One of the biggest challenges facing the physiotherapy profession, for much of its history, has been the necessity of defining what it is and what it isn’t. Prior to World War I, masseuses struggled to show that they could provide a legitimate, trusted and affordable alternative to the poorly trained hacks, prostitutes and doctors who practiced a few rudimentary physical therapies. After WWI the focus shifted to being an ally to doctors in the development of rehabilitation. By the middle of the 20th century, definitions of physiotherapy became embedded in legislation that gave us access to publicly funded health care and some protection of title.

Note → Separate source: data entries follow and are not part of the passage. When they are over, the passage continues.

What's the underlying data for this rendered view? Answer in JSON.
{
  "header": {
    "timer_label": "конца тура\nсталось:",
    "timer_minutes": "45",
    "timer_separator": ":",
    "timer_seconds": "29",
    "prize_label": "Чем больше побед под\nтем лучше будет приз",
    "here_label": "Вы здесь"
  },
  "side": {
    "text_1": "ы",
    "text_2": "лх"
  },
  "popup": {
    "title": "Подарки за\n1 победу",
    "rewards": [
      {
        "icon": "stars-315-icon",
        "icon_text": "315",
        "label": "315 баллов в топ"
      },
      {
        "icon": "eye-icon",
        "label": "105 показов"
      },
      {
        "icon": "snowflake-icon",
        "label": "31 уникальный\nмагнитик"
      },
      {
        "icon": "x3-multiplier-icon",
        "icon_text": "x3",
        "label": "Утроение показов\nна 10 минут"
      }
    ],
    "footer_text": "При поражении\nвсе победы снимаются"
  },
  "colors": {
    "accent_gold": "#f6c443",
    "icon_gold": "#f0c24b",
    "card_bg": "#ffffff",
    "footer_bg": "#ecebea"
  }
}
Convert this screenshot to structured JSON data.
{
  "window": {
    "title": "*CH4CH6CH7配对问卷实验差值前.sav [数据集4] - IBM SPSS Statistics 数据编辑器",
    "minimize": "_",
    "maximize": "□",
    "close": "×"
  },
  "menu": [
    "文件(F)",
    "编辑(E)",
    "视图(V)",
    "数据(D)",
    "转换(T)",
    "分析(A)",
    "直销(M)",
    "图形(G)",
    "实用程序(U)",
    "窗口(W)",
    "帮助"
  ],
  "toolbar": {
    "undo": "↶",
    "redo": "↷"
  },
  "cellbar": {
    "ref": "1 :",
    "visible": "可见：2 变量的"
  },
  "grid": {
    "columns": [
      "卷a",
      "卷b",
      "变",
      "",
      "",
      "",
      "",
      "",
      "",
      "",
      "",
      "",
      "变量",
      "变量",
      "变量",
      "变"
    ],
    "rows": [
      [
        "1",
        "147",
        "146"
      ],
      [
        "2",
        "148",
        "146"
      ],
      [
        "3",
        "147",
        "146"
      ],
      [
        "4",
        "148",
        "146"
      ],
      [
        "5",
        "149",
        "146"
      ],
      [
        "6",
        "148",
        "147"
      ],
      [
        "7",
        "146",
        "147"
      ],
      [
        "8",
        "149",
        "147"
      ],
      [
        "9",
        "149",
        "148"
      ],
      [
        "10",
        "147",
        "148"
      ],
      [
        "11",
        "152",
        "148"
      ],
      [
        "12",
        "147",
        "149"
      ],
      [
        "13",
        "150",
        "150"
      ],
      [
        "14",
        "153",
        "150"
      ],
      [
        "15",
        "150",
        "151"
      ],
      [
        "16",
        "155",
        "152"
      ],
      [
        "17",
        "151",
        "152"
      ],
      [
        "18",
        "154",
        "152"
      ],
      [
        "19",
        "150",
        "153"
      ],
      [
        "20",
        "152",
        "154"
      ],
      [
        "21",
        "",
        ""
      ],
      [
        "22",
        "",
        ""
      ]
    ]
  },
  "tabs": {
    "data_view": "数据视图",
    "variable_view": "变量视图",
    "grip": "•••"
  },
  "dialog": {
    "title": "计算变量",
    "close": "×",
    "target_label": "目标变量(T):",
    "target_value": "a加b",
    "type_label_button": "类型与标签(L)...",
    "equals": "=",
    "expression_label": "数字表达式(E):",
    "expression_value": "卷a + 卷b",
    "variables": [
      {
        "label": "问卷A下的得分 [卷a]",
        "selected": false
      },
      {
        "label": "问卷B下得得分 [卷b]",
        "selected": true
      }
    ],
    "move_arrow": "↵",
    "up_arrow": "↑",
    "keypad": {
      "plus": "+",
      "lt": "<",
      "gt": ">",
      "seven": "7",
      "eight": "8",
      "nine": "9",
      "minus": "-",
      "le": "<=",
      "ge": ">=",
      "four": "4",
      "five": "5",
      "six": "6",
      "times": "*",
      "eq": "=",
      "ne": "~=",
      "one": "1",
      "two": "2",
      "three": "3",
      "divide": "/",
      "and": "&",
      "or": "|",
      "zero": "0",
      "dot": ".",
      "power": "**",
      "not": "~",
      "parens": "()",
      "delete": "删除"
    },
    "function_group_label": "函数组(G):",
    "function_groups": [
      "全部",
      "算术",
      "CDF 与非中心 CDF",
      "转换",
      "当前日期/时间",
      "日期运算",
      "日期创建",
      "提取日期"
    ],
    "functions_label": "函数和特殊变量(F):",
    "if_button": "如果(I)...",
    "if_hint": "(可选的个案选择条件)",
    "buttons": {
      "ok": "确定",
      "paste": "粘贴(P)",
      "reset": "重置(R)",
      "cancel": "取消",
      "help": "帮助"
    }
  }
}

By the 1960s, people were agitating for more expansive definitions of physiotherapy. First came Helen Hislop’s pathokinesiological model (Hislop, 1975), then Cheryl Cott et al’s movement continuum (Cott et al, 1995). Later, WCPT endorsed ‘A Conceptual Framework for Curriculum Design in Physiotherapy Education’ that offered a model of a more ‘holistic’ practice (Broberg et al, 2003). What was common with these approaches is that they problematised the often narrow, biomechanical definitions of physiotherapy that anchored it to anatomical and patho-physiological ways of thinking and practicing.
So it was a surprise to read that APTA’s Board of Directors have endorsed a ‘Human Movement System’ (HMS) model that does little more than re-establish physical therapy’s affinity with the body-as-machine.
There is a fabulous discussion of the HMS model on Kyle Ridgeway’s PT Think Tank blog, accompanied by links to a podcast on Conatus (link). There’s a part in the podcast interview where the group discuss whether the authors of the model really expect physical therapists to be experts in all body systems – as is suggested in the APTA’s background to the model and vision statement. Kyle asks “If we claim to be experts in the human movement system, then we claim to be experts in all of the structures and physiologic functions that interact to move the body and all its component parts”. This is true, and a really valid point, but I wondered whether we couldn’t go even further than this with our critique?
How does the HMS model explain everything that defines physiotherapy that is not simply about biomechanics or the anatomy and patho-physiology of movement? Models can enable much, but they can also deny important facets of our professional roles, identities, behaviours, influences, responsibilities, attitudes and values. Not least, if they claim to be ‘all-encompassing’ but are, in fact, only all encompassing of a very narrow functionalist definition of a profession, they can be the source of a dramatic miscommunication about what physiotherapy is or can be. (And thereby undermine the very purpose of the HMS in the first place which is to provide clarity and a communicable message about who we are and what we do).
There is now a growing body of literature on physiotherapy identity, but much more is needed, and a serious critical review of the overly biomechanical discourses pervading the profession is long overdue.
Broberg, C., Aars, M., Beckmann, K., Emaus, N., Lehto, P., Lähteenmäki, M. -L., . . . Vandenberghe, R. (2003). A conceptual framework for curriculum design in physiotherapy education – an international perspective. Advances in Physiotherapy, 5(4), 161-168. doi:10.1080/14038190310017598.
Cott, C. A., Finch, E., Gasner, D., Yoshida, K., Thomas, S. G., & Verrier, M. C. (1995). The movement continuum theory of physical therapy. Physiotherapy Canada, 47(2), 87-95.
Hislop, H. J. (1975). The not-so-impossible dream. Physical Therapy, 55(10), 1069-1080.